Your output should be every line below, copied exactly.

** DATA SHOWN follows **

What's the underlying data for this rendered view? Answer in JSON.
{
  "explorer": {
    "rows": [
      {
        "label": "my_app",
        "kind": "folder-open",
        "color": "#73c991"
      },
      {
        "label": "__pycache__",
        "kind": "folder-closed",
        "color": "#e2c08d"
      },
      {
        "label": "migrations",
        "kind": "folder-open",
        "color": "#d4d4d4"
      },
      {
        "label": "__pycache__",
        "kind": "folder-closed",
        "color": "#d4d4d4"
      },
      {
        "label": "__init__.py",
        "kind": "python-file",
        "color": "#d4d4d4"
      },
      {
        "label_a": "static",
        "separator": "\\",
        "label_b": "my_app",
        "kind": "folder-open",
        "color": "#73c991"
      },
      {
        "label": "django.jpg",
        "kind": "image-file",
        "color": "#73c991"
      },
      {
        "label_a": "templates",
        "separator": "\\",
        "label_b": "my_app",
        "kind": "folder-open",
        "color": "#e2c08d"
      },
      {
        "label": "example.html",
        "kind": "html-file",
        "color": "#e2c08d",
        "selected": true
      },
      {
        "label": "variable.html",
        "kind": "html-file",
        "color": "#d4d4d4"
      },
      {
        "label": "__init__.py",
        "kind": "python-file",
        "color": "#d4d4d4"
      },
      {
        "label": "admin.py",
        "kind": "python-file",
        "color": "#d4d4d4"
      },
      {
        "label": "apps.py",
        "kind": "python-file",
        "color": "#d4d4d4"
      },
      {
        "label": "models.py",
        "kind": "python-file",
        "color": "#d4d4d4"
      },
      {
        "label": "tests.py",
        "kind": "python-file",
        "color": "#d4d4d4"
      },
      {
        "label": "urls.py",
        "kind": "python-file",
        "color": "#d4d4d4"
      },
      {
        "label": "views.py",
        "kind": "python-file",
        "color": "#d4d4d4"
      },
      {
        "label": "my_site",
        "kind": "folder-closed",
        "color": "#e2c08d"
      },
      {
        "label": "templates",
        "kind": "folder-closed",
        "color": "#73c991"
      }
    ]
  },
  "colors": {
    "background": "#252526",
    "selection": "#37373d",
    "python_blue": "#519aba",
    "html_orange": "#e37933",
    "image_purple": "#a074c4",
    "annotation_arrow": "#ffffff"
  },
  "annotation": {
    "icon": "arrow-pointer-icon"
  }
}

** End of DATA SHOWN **

SOLUTION FOR THIS TASK:
What's the underlying data for this rendered view? Answer in JSON.
{
  "explorer": {
    "rows": [
      {
        "label": "my_app",
        "kind": "folder-open",
        "color": "#73c991"
      },
      {
        "label": "__pycache__",
        "kind": "folder-closed",
        "color": "#e2c08d"
      },
      {
        "label": "migrations",
        "kind": "folder-open",
        "color": "#d4d4d4"
      },
      {
        "label": "__pycache__",
        "kind": "folder-closed",
        "color": "#d4d4d4"
      },
      {
        "label": "__init__.py",
        "kind": "python-file",
        "color": "#d4d4d4"
      },
      {
        "label_a": "static",
        "separator": "\\",
        "label_b": "my_app",
        "kind": "folder-open",
        "color": "#73c991"
      },
      {
        "label": "django.jpg",
        "kind": "image-file",
        "color": "#73c991"
      },
      {
        "label_a": "templates",
        "separator": "\\",
        "label_b": "my_app",
        "kind": "folder-open",
        "color": "#e2c08d"
      },
      {
        "label": "example.html",
        "kind": "html-file",
        "color": "#e2c08d",
        "selected": true
      },
      {
        "label": "variable.html",
        "kind": "html-file",
        "color": "#d4d4d4"
      },
      {
        "label": "__init__.py",
        "kind": "python-file",
        "color": "#d4d4d4"
      },
      {
        "label": "admin.py",
        "kind": "python-file",
        "color": "#d4d4d4"
      },
      {
        "label": "apps.py",
        "kind": "python-file",
        "color": "#d4d4d4"
      },
      {
        "label": "models.py",
        "kind": "python-file",
        "color": "#d4d4d4"
      },
      {
        "label": "tests.py",
        "kind": "python-file",
        "color": "#d4d4d4"
      },
      {
        "label": "urls.py",
        "kind": "python-file",
        "color": "#d4d4d4"
      },
      {
        "label": "views.py",
        "kind": "python-file",
        "color": "#d4d4d4"
      },
      {
        "label": "my_site",
        "kind": "folder-closed",
        "color": "#e2c08d"
      },
      {
        "label": "templates",
        "kind": "folder-closed",
        "color": "#73c991"
      }
    ]
  },
  "colors": {
    "background": "#252526",
    "selection": "#37373d",
    "python_blue": "#519aba",
    "html_orange": "#e37933",
    "image_purple": "#a074c4",
    "annotation_arrow": "#ffffff"
  },
  "annotation": {
    "icon": "arrow-pointer-icon"
  }
}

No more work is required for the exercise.